Elaine Elinson's latest book, coauthored with Stan Yogi,
Wherever There's a Fight: How Runaway Slaves, Suffragists, Immigrants, Strikers and Poets Shaped Civil Liberties in California, (Heyday Books, 2009) won a Gold Medal from the California Book Awards in 2010, received a starred review in Publishers Weekly, and was named a ForeWord Book of the Year in History. Heyday published a Tenth Anniversary edition of the book in 2019.

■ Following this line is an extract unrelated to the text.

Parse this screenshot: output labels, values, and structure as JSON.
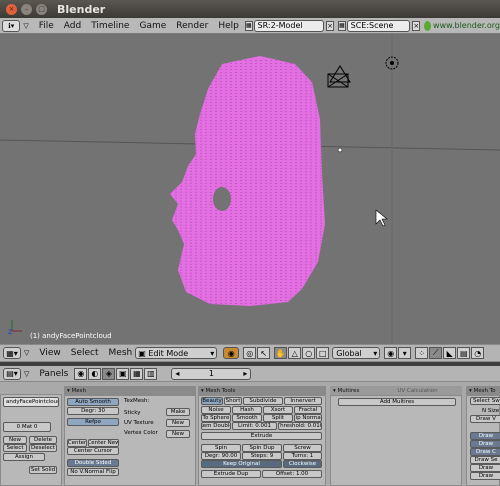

The former editor of the ACLU News and communications director of the ACLU of Northern California, Elinson is now a San Francisco-based editor and creative writing instructor. She is a book reviewer for the San Francisco Chronicle, the Los Angeles Review of Books, the New York Journal of Books the Jewish Book Council, and a theater reviewer for 48 Hills. She is a researcher/writer for the National Park Service on civil rights history, digging up hidden histories of the Azorean dairy farmers who headed to the Marin Headlands during the Gold Rush, a successful challenge to the color bar at Sutro Baths by an African American waiter in 1897, and the brutal treatment of Conscientious Objectors in the military prison on Alcatraz during World War I.
Her essays have been anthologized in Civil Liberties United (2019), the ACLU Centennial Series (2019), A Time to Rise (2018) and other collections.
Elinson has a degree in Asian Studies from Cornell University and an MFA from Goddard College (2005). She has lived in England, the Philippines, Hong Kong and Central America and speaks Spanish, Russian and Mandarin. She also enjoys conversations – albeit very brief – in Tagalog, Cantonese, Portuguese and French.
She has been awarded a writing grant from the California State Library's Civil Liberties Education Project and writing residencies at Hedgebrook, the Anderson Center, Mesa Refuge, Ragdale and the Headlands Center for the Arts. Her essay on finding solace at the library during a family health crisis was selected by the American Library Association for publication in Woman's Day. She was named a Library Laureate by the San Francisco Public Library in 2010. She serves on the boards of Yerba Buena Gardens Festival in San Francisco and Mesa Refuge residency.
Her freelance articles and essays have appeared in San Francisco Chronicle, Ms., the Los Angeles Daily Journal, California History, AmerAsia, Poets and Writers, The Veteran, Women in Judaism, West Marin Review, and other newspapers, magazines and journals.
She is currently working on a book based on the recent discovery of her grandmother's diaries spanning the years 1905-1918, with entries from a shtetl in Russia to a tenement in Chicago.